● **Aim of the task**: Check every line of the data for the word "WITH", and copy those that have it.

START Information provided

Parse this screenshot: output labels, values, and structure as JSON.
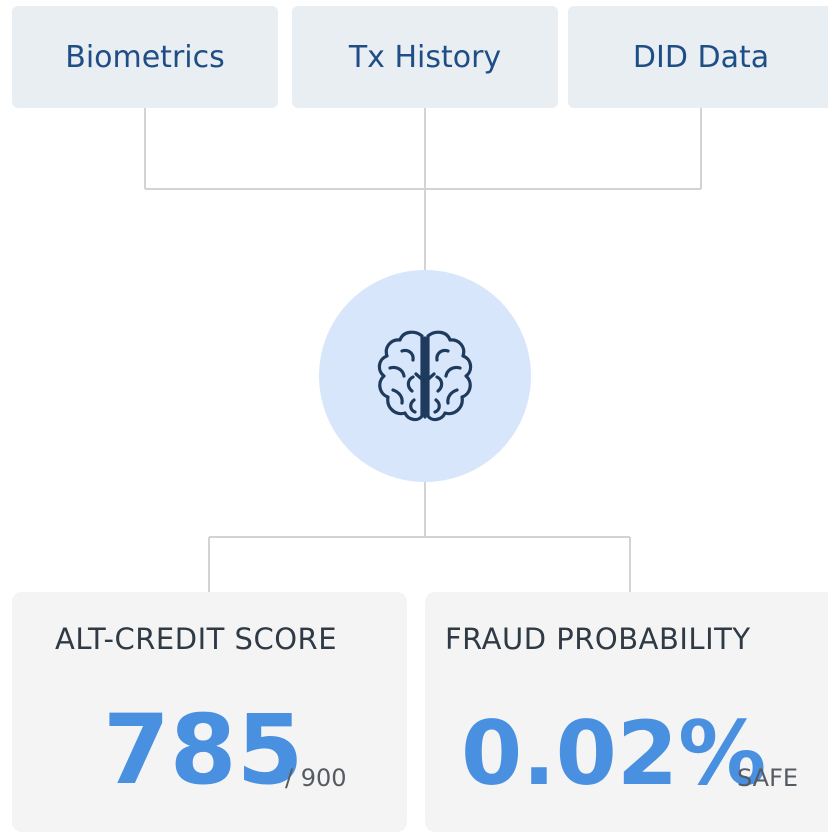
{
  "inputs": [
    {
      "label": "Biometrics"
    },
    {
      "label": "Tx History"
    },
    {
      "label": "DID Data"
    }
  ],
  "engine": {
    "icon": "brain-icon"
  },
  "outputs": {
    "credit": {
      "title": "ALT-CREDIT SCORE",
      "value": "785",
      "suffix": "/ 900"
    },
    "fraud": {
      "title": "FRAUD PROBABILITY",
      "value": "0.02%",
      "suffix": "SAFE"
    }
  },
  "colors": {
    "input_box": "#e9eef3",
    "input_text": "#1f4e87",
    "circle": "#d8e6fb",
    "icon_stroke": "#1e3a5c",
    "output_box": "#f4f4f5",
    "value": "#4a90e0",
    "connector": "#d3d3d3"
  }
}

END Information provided
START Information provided

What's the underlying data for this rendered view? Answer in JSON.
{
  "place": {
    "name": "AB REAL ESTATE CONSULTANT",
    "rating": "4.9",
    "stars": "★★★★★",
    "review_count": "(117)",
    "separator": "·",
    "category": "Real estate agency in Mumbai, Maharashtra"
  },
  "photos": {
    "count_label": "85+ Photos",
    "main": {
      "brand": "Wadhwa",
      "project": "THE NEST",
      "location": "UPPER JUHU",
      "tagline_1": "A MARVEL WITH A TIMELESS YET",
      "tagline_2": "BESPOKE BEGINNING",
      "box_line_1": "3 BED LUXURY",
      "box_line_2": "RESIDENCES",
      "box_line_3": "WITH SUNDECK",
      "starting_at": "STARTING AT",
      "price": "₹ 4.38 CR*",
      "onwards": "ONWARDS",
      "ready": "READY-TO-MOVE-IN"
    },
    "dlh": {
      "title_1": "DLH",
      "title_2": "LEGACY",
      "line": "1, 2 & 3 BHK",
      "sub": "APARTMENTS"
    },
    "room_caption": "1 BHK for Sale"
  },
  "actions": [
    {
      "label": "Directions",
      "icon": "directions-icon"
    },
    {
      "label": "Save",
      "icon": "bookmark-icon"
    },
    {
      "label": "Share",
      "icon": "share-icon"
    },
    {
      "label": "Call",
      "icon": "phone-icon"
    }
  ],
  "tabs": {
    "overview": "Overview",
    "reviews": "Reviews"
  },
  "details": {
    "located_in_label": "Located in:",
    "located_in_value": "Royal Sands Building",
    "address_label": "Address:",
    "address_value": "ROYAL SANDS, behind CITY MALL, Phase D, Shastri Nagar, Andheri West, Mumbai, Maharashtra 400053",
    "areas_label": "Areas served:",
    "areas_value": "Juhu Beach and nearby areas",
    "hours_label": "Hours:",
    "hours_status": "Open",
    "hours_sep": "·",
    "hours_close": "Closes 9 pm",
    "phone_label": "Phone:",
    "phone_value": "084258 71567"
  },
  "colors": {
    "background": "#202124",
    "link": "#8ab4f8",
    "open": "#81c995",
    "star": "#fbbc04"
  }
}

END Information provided

● **Written response**:
      "tagline_1": "A MARVEL WITH A TIMELESS YET",
      "box_line_3": "WITH SUNDECK",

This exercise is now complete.